— WORK INSTRUCTION —
I would like the listing below retyped exactly, line by line.

— SUPPLIED MATERIAL —
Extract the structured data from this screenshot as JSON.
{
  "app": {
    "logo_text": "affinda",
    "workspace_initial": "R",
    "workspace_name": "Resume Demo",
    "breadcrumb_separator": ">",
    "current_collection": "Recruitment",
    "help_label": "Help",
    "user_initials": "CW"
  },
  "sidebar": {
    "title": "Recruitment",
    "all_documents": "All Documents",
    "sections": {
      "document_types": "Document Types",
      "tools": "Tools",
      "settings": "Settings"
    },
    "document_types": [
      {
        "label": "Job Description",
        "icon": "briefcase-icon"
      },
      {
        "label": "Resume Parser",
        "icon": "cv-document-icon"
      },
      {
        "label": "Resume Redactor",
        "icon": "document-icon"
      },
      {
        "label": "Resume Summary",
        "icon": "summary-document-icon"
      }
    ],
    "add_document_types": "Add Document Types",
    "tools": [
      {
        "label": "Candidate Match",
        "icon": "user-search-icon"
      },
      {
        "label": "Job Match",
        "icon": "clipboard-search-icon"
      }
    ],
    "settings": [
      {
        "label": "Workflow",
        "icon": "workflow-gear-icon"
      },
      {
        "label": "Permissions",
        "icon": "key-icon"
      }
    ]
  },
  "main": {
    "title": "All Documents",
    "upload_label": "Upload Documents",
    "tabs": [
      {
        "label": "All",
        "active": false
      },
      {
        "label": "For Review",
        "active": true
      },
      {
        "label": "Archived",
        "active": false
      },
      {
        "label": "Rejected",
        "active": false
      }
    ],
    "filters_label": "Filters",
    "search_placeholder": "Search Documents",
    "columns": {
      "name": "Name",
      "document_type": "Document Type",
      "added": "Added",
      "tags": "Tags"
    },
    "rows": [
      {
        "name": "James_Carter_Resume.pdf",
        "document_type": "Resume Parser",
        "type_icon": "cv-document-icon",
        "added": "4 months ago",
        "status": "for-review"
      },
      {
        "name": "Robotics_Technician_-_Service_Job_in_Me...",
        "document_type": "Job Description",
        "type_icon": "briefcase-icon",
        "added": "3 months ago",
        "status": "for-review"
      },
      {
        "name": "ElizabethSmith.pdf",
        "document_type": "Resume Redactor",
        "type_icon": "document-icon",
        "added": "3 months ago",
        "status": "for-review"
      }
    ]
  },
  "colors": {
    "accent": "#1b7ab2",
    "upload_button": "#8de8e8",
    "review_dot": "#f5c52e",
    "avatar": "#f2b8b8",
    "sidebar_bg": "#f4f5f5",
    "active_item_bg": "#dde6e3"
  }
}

— RESULT FOR THIS EXERCISE —
Extract the structured data from this screenshot as JSON.
{
  "app": {
    "logo_text": "affinda",
    "workspace_initial": "R",
    "workspace_name": "Resume Demo",
    "breadcrumb_separator": ">",
    "current_collection": "Recruitment",
    "help_label": "Help",
    "user_initials": "CW"
  },
  "sidebar": {
    "title": "Recruitment",
    "all_documents": "All Documents",
    "sections": {
      "document_types": "Document Types",
      "tools": "Tools",
      "settings": "Settings"
    },
    "document_types": [
      {
        "label": "Job Description",
        "icon": "briefcase-icon"
      },
      {
        "label": "Resume Parser",
        "icon": "cv-document-icon"
      },
      {
        "label": "Resume Redactor",
        "icon": "document-icon"
      },
      {
        "label": "Resume Summary",
        "icon": "summary-document-icon"
      }
    ],
    "add_document_types": "Add Document Types",
    "tools": [
      {
        "label": "Candidate Match",
        "icon": "user-search-icon"
      },
      {
        "label": "Job Match",
        "icon": "clipboard-search-icon"
      }
    ],
    "settings": [
      {
        "label": "Workflow",
        "icon": "workflow-gear-icon"
      },
      {
        "label": "Permissions",
        "icon": "key-icon"
      }
    ]
  },
  "main": {
    "title": "All Documents",
    "upload_label": "Upload Documents",
    "tabs": [
      {
        "label": "All",
        "active": false
      },
      {
        "label": "For Review",
        "active": true
      },
      {
        "label": "Archived",
        "active": false
      },
      {
        "label": "Rejected",
        "active": false
      }
    ],
    "filters_label": "Filters",
    "search_placeholder": "Search Documents",
    "columns": {
      "name": "Name",
      "document_type": "Document Type",
      "added": "Added",
      "tags": "Tags"
    },
    "rows": [
      {
        "name": "James_Carter_Resume.pdf",
        "document_type": "Resume Parser",
        "type_icon": "cv-document-icon",
        "added": "4 months ago",
        "status": "for-review"
      },
      {
        "name": "Robotics_Technician_-_Service_Job_in_Me...",
        "document_type": "Job Description",
        "type_icon": "briefcase-icon",
        "added": "3 months ago",
        "status": "for-review"
      },
      {
        "name": "ElizabethSmith.pdf",
        "document_type": "Resume Redactor",
        "type_icon": "document-icon",
        "added": "3 months ago",
        "status": "for-review"
      }
    ]
  },
  "colors": {
    "accent": "#1b7ab2",
    "upload_button": "#8de8e8",
    "review_dot": "#f5c52e",
    "avatar": "#f2b8b8",
    "sidebar_bg": "#f4f5f5",
    "active_item_bg": "#dde6e3"
  }
}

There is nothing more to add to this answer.